(What to do) Only the lines from the line containing "Enumerate this screenshot's" to the end of the records, both included, belong in the answer, copied exactly.

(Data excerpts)
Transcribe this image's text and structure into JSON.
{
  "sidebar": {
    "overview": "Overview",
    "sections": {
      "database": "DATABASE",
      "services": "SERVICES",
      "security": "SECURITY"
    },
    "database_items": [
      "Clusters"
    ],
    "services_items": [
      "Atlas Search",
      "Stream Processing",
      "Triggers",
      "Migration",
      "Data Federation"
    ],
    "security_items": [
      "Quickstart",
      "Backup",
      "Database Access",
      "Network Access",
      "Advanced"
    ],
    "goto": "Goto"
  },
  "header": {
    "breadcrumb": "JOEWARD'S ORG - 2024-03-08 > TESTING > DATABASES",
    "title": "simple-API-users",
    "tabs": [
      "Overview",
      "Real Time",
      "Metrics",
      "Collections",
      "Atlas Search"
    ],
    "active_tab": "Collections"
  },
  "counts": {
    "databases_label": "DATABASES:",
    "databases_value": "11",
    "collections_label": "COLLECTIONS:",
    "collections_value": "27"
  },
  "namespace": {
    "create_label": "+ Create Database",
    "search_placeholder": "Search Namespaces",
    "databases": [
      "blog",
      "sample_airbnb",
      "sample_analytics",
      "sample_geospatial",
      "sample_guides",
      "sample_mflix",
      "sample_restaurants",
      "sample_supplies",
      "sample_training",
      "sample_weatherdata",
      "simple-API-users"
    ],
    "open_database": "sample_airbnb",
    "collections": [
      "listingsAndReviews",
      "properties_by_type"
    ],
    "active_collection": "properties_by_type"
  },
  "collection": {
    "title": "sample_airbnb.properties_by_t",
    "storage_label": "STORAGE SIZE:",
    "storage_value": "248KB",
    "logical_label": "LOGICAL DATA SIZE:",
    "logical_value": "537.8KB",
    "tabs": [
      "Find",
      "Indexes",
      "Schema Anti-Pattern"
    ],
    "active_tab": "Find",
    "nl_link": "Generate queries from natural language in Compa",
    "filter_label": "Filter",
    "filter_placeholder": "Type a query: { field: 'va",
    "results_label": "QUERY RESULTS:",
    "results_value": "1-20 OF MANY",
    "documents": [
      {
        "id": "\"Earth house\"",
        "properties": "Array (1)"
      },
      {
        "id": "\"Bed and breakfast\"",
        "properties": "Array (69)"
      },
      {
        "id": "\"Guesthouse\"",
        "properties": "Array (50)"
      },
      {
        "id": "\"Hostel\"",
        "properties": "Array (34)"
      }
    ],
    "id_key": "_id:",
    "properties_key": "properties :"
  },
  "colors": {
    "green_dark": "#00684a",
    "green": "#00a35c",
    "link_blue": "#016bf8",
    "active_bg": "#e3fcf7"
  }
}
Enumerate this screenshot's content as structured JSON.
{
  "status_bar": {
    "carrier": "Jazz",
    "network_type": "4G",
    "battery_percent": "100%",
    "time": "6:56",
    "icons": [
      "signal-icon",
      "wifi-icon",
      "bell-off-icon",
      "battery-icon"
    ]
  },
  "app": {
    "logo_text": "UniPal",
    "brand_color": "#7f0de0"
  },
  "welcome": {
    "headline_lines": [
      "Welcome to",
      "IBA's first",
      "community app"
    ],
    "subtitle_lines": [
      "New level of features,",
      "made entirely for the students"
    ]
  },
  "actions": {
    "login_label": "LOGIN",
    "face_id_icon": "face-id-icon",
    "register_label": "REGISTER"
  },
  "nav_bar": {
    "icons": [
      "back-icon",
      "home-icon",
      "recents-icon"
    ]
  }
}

(Solution for this exercise)
Enumerate this screenshot's content as structured JSON.
{
  "status_bar": {
    "carrier": "Jazz",
    "network_type": "4G",
    "battery_percent": "100%",
    "time": "6:56",
    "icons": [
      "signal-icon",
      "wifi-icon",
      "bell-off-icon",
      "battery-icon"
    ]
  },
  "app": {
    "logo_text": "UniPal",
    "brand_color": "#7f0de0"
  },
  "welcome": {
    "headline_lines": [
      "Welcome to",
      "IBA's first",
      "community app"
    ],
    "subtitle_lines": [
      "New level of features,",
      "made entirely for the students"
    ]
  },
  "actions": {
    "login_label": "LOGIN",
    "face_id_icon": "face-id-icon",
    "register_label": "REGISTER"
  },
  "nav_bar": {
    "icons": [
      "back-icon",
      "home-icon",
      "recents-icon"
    ]
  }
}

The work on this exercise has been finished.